#### [Exercise prompt]
Every entry should be given again exactly, with nothing dropped.

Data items
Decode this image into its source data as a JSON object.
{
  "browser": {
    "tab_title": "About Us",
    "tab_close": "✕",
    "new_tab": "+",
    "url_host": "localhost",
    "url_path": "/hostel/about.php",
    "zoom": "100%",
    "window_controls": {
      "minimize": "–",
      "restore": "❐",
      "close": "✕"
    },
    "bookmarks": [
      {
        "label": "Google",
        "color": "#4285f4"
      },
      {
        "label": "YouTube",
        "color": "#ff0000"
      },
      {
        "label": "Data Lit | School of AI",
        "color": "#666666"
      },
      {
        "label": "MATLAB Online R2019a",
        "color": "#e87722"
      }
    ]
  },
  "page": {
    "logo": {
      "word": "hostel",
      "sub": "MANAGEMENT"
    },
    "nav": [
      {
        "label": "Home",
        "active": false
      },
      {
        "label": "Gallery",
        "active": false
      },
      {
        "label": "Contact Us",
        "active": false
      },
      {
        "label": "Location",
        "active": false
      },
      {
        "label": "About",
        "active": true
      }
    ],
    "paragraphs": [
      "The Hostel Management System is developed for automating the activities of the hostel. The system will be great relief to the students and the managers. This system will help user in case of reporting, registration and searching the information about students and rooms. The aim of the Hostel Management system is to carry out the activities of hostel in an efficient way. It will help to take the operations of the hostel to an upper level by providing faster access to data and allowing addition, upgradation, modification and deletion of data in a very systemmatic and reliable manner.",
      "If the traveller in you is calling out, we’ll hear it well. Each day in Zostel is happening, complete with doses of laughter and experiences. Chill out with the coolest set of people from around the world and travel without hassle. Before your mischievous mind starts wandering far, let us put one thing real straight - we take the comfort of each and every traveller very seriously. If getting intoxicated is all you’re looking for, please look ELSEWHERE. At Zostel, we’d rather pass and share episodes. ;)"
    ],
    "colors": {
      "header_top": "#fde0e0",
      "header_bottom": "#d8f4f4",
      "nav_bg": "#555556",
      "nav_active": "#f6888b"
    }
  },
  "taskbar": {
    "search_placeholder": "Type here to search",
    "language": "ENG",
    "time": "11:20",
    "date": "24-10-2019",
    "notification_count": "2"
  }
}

#### [Answer box]
Decode this image into its source data as a JSON object.
{
  "browser": {
    "tab_title": "About Us",
    "tab_close": "✕",
    "new_tab": "+",
    "url_host": "localhost",
    "url_path": "/hostel/about.php",
    "zoom": "100%",
    "window_controls": {
      "minimize": "–",
      "restore": "❐",
      "close": "✕"
    },
    "bookmarks": [
      {
        "label": "Google",
        "color": "#4285f4"
      },
      {
        "label": "YouTube",
        "color": "#ff0000"
      },
      {
        "label": "Data Lit | School of AI",
        "color": "#666666"
      },
      {
        "label": "MATLAB Online R2019a",
        "color": "#e87722"
      }
    ]
  },
  "page": {
    "logo": {
      "word": "hostel",
      "sub": "MANAGEMENT"
    },
    "nav": [
      {
        "label": "Home",
        "active": false
      },
      {
        "label": "Gallery",
        "active": false
      },
      {
        "label": "Contact Us",
        "active": false
      },
      {
        "label": "Location",
        "active": false
      },
      {
        "label": "About",
        "active": true
      }
    ],
    "paragraphs": [
      "The Hostel Management System is developed for automating the activities of the hostel. The system will be great relief to the students and the managers. This system will help user in case of reporting, registration and searching the information about students and rooms. The aim of the Hostel Management system is to carry out the activities of hostel in an efficient way. It will help to take the operations of the hostel to an upper level by providing faster access to data and allowing addition, upgradation, modification and deletion of data in a very systemmatic and reliable manner.",
      "If the traveller in you is calling out, we’ll hear it well. Each day in Zostel is happening, complete with doses of laughter and experiences. Chill out with the coolest set of people from around the world and travel without hassle. Before your mischievous mind starts wandering far, let us put one thing real straight - we take the comfort of each and every traveller very seriously. If getting intoxicated is all you’re looking for, please look ELSEWHERE. At Zostel, we’d rather pass and share episodes. ;)"
    ],
    "colors": {
      "header_top": "#fde0e0",
      "header_bottom": "#d8f4f4",
      "nav_bg": "#555556",
      "nav_active": "#f6888b"
    }
  },
  "taskbar": {
    "search_placeholder": "Type here to search",
    "language": "ENG",
    "time": "11:20",
    "date": "24-10-2019",
    "notification_count": "2"
  }
}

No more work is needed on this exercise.